We all sat around and talked, laughed, and got to know Francesco a bit better. I don’t think any of us wanted to leave, but it was time to go on to Arezzo. After a 3 hour lunch was made our way down to Arezzo and walked around. This is a much larger city, about 100,000 people. We walked by the Duomo, which was built in the 13th century and all through the small city streets. We came upon the city square where they are having a jousting tournament.

This is something they have each year in the medieval towns. They set up bleachers, a dirt path, etc. and each area of the city competes against each other. Each area is represented by it’s own colored scarf. You could see many of the people walking about with scarves on their necks. Today was just practice, but it was really fun to watch. It was already after 5:00 and time to visit a winery – though not an ordinary winery. We arrived and were greeted by the owner, Savenio. He was warm and gracious and took us into his “house”.

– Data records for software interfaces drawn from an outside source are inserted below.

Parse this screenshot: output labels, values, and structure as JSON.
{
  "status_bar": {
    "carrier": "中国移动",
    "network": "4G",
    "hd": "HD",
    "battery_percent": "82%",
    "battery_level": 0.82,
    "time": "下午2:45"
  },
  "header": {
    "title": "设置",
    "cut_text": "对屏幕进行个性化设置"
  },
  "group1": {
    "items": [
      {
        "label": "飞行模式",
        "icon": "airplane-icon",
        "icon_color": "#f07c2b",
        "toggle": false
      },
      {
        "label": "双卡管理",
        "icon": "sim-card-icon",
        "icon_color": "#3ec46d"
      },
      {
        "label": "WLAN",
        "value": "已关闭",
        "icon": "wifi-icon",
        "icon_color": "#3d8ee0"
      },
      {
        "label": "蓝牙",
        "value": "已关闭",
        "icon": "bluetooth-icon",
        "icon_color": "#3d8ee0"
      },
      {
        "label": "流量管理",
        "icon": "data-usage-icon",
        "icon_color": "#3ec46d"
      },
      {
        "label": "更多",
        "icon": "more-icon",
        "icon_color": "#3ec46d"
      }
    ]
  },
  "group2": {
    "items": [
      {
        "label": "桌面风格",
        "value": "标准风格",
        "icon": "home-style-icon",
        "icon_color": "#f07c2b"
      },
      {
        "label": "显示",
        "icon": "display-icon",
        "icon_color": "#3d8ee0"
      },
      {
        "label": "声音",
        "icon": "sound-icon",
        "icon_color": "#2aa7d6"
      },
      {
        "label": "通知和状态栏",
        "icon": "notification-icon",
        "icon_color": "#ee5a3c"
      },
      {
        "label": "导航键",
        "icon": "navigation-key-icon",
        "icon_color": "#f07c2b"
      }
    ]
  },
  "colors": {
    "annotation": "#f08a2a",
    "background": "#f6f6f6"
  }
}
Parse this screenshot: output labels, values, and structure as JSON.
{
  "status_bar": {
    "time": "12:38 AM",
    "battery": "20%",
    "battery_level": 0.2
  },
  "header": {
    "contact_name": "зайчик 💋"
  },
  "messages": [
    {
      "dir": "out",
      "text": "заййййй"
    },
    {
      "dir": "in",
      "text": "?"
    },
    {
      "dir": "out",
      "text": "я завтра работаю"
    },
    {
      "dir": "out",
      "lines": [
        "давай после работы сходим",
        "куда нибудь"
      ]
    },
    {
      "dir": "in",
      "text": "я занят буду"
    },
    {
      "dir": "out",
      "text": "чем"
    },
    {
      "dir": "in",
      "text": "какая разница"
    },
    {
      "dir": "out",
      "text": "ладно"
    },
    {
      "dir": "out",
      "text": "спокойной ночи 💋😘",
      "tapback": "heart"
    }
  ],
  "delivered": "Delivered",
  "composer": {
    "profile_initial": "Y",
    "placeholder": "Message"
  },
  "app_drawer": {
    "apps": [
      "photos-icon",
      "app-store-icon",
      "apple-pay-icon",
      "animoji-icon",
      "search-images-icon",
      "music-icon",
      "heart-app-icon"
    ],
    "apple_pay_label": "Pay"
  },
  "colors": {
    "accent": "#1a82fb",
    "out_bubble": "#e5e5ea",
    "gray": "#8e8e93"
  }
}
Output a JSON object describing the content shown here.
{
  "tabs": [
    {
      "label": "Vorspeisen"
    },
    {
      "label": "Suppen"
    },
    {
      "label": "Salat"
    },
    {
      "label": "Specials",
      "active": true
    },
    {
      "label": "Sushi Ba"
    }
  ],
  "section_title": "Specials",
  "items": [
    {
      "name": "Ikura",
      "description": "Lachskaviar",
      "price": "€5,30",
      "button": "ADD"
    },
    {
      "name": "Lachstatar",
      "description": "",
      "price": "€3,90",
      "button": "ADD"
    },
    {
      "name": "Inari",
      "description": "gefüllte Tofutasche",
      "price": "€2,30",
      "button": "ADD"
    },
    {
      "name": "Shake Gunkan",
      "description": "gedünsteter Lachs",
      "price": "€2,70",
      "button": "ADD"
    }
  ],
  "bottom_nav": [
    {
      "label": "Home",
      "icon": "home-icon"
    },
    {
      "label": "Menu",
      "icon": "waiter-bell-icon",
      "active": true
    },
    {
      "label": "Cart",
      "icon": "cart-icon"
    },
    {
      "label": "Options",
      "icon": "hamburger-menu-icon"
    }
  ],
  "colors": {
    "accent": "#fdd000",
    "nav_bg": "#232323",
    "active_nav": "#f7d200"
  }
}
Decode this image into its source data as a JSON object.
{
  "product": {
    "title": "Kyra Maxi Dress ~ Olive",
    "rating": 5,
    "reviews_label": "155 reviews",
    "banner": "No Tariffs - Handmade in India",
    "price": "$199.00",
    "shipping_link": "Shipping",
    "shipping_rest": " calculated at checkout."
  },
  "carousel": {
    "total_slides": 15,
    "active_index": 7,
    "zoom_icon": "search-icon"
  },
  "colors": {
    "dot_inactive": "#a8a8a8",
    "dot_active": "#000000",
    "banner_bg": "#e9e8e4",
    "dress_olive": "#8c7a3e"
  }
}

The house dates back to the 1500s and much of the interior has remained intact. He spent 7 years restoring it and turning it into his home. There are vines on the property that he had planned on cutting down until someone stopped him. Since 2000 he has been making wine with Sangiovese grapes. We tried two of the wines that were quite nice. It was now approaching 7 and it was time to head back to Torre del Tartufo – that meant going back up the mountain, Phew. We only had a short time until dinner, but it was going to be a simple evening since Franco and Paola had the night off. Our guide Eleanora was also staying to help get dinner on the table. We have been such proficient cooks that we had already made dinner for this evening. Tonight we started with Minestrone soup followed by wild boar served with polenta. Both were extremely good, surprising for me since these would not be high on my list. Our dessert was the one that Ingmar and I made yesterday, a ricotta pie with raspberries. I don’t think I would make traditional cheesecake again as this is so light and tasty. Dinner was of course following by some more Limon cello. Our wine for tonight was a 2007 from the vineyard we visited earlier today. We were all having such a fun time laughing and talking when some of us decided to hit the hot tub. I have never been in a wood fired hot tub, but the temperature was just right. 4 of us headed down to try it out. The evening was a little but warmer – very nice. There is so little ambient light that we could see the stars very clearly and see the Milky Way. We continued to laugh and have a wonderful time. We soon hear the owls out hooting very loudly and I figured that was my cue to go to bed. Back to cooking tomorrow…

No comments: